Types of auto insurance explained
There are many types of drivers out there—and many types of auto insurance to meet their needs. This includes “classic automobile” insurance for antique car collectors and “rideshare” insurance for Über drivers. However, if it’s your first time purchasing and insuring a car, there are seven key types of insurance you should know about, explained below.
The Three Major Coverage Types
There are three types of auto insurance that could greatly reduce the financial risk of a car accident. The first of these is required in almost every state. This is liability insurance. If you are in a car accident that is your fault, liability insurance is designed to cover the losses of the other driver, up to a limit. This includes any repairs needed for the other driver’s car as well as any medical care required for the other driver and that driver’s passengers. However, it may not cover any of your costs in the accident.
That is why you might want collision insurance. If you cause a collision, collision insurance is designed to cover the cost of repairing your car. It should also cover any accidents you have that don’t involve other automobiles, for example, running into a guardrail or tree. In addition, if another driver is at fault for an accident that involves your car, but their liability insurance won’t fully cover your expenses, collision insurance could help make up the difference. Collision insurance isn’t required by law but is frequently required with an automobile loan or lease.
But what do you do if you lose your car to theft, or if your car is damaged by a natural event like a hailstorm or a flood? Events like these, that have nothing to do with collisions, can be covered by comprehensive auto insurance. In the case of theft, comprehensive insurance is designed to pay you the cash value of your car at the time it was stolen. This extra insurance coverage can also be very affordable.
Other Types of Insurance Required by Law
Liability insurance isn’t the only type of insurance required by law. Personal Injury Protection, or PIP, is required in about a dozen states and is optional in several more. PIP is designed to cover the medical expenses of you and any passengers injured in your car during an accident after you pay a deductible. It also is used to cover secondary expenses related to your injury, such as lost wages if you are unable to work or cleaning services. It even covers funerals.
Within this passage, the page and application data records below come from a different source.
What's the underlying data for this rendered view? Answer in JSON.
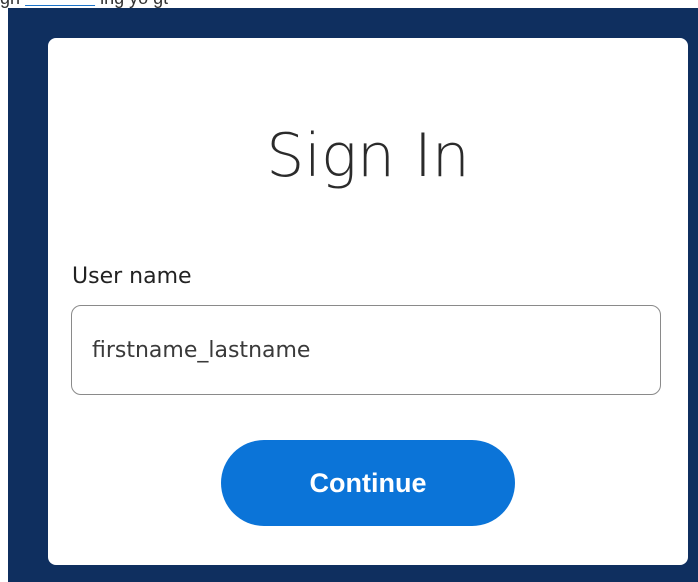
{
  "top_fragment": {
    "before": "gh",
    "link": "",
    "after": "ing yo  gt"
  },
  "signin": {
    "title": "Sign In",
    "username_label": "User name",
    "username_placeholder": "firstname_lastname",
    "continue_label": "Continue"
  },
  "colors": {
    "backdrop": "#0f2f5f",
    "card": "#ffffff",
    "button": "#0b74d8",
    "link": "#1a73c9"
  }
}
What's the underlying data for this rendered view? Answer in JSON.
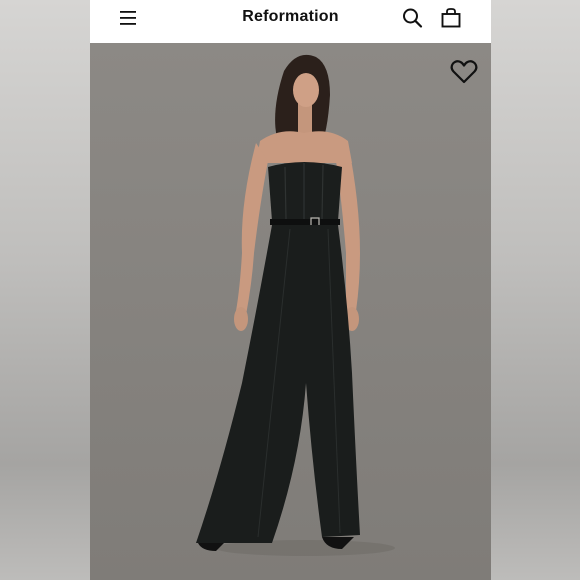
{
  "header": {
    "brand": "Reformation",
    "icons": [
      "menu-icon",
      "search-icon",
      "bag-icon"
    ]
  },
  "product": {
    "favorite_icon": "heart-icon"
  },
  "colors": {
    "header_bg": "#ffffff",
    "photo_bg": "#8b8884",
    "garment": "#1a1d1c",
    "icon": "#111111"
  }
}
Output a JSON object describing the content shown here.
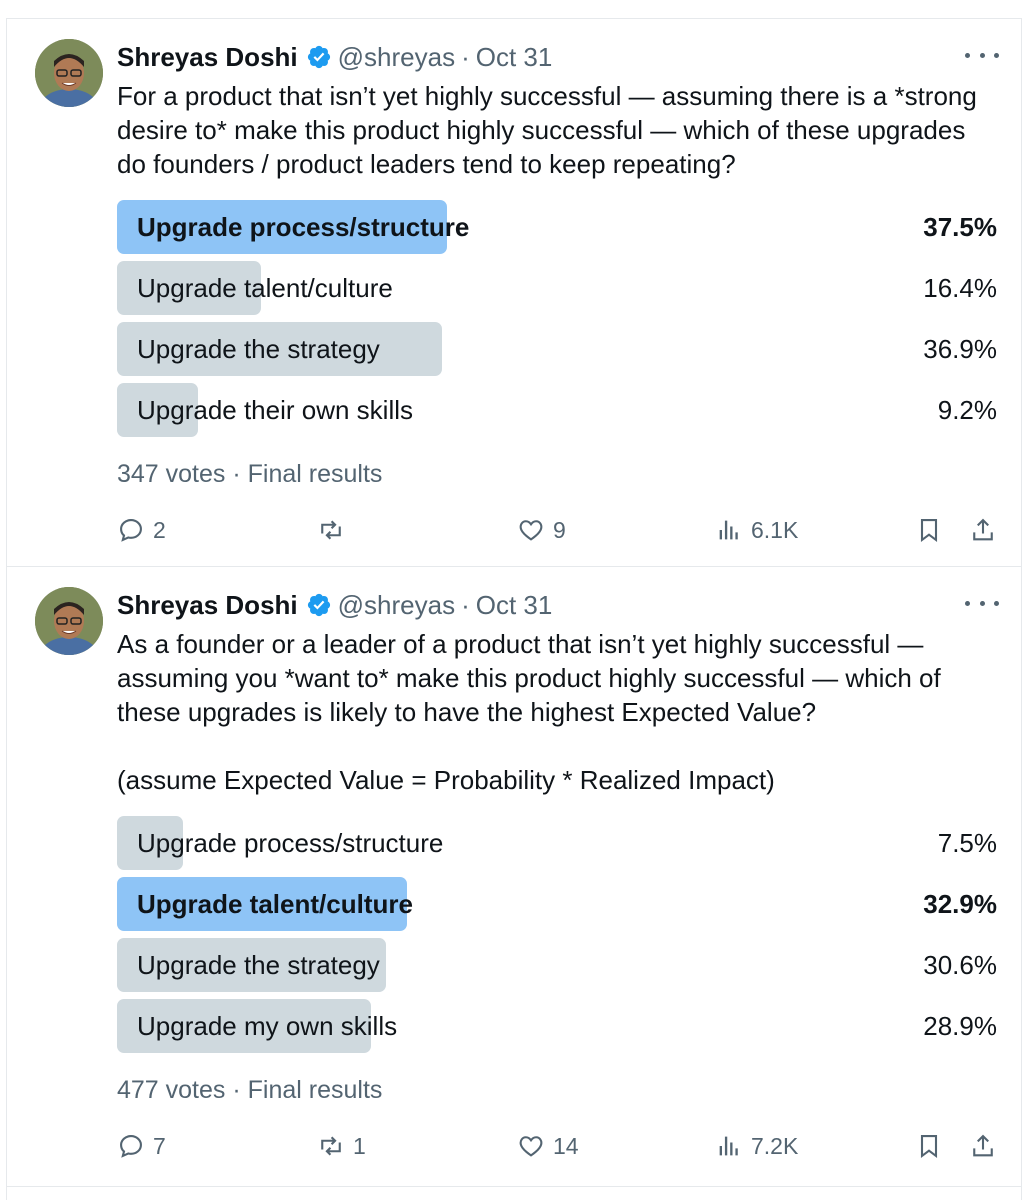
{
  "tweets": [
    {
      "author": "Shreyas Doshi",
      "handle": "@shreyas",
      "separator": "·",
      "date": "Oct 31",
      "text": "For a product that isn’t yet highly successful — assuming there is a *strong\ndesire to* make this product highly successful — which of these upgrades\ndo founders / product leaders tend to keep repeating?",
      "poll": {
        "options": [
          {
            "label": "Upgrade process/structure",
            "pct_label": "37.5%",
            "pct": 37.5,
            "winner": true
          },
          {
            "label": "Upgrade talent/culture",
            "pct_label": "16.4%",
            "pct": 16.4,
            "winner": false
          },
          {
            "label": "Upgrade the strategy",
            "pct_label": "36.9%",
            "pct": 36.9,
            "winner": false
          },
          {
            "label": "Upgrade their own skills",
            "pct_label": "9.2%",
            "pct": 9.2,
            "winner": false
          }
        ],
        "votes": "347 votes · Final results"
      },
      "actions": {
        "replies": "2",
        "reposts": "",
        "likes": "9",
        "views": "6.1K"
      }
    },
    {
      "author": "Shreyas Doshi",
      "handle": "@shreyas",
      "separator": "·",
      "date": "Oct 31",
      "text": "As a founder or a leader of a product that isn’t yet highly successful —\nassuming you *want to* make this product highly successful — which of\nthese upgrades is likely to have the highest Expected Value?\n\n(assume Expected Value = Probability * Realized Impact)",
      "poll": {
        "options": [
          {
            "label": "Upgrade process/structure",
            "pct_label": "7.5%",
            "pct": 7.5,
            "winner": false
          },
          {
            "label": "Upgrade talent/culture",
            "pct_label": "32.9%",
            "pct": 32.9,
            "winner": true
          },
          {
            "label": "Upgrade the strategy",
            "pct_label": "30.6%",
            "pct": 30.6,
            "winner": false
          },
          {
            "label": "Upgrade my own skills",
            "pct_label": "28.9%",
            "pct": 28.9,
            "winner": false
          }
        ],
        "votes": "477 votes · Final results"
      },
      "actions": {
        "replies": "7",
        "reposts": "1",
        "likes": "14",
        "views": "7.2K"
      }
    }
  ],
  "colors": {
    "verified": "#1d9bf0",
    "winner_bar": "#8ec4f6",
    "bar": "#cfd9de",
    "muted": "#536471"
  },
  "icons": [
    "reply-icon",
    "repost-icon",
    "like-icon",
    "views-icon",
    "bookmark-icon",
    "share-icon",
    "more-icon",
    "verified-icon"
  ]
}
If your state doesn’t offer PIP, you might want to look into Medical Payments Insurance, or MedPay, which is required in three states and optional elsewhere. If you or your passengers are injured in a car accident, regardless of who was at fault, MedPay could cover your expenses up to a limit. Unlike PIP, MedPay does not require you to pay a deductible and has lower premiums.
Finally, if you are the original loan or lease holder on a new car, you might want to consider Guaranteed Auto Protection, also known as GAP insurance. GAP insurance is designed to cover the remainder of what you owe on your loan or lease if your new car is totaled or stolen.
Believe it or not, there are even more types of auto insurance than those listed here, including roadside assistance insurance and insurance for special vehicle components like a luxury sound system. However, for most drivers, these seven types of auto insurance cover the biggest risks of owning a car. If you have a unique car or special driving needs, don’t worry—you will likely be able to find an insurance plan that fits you.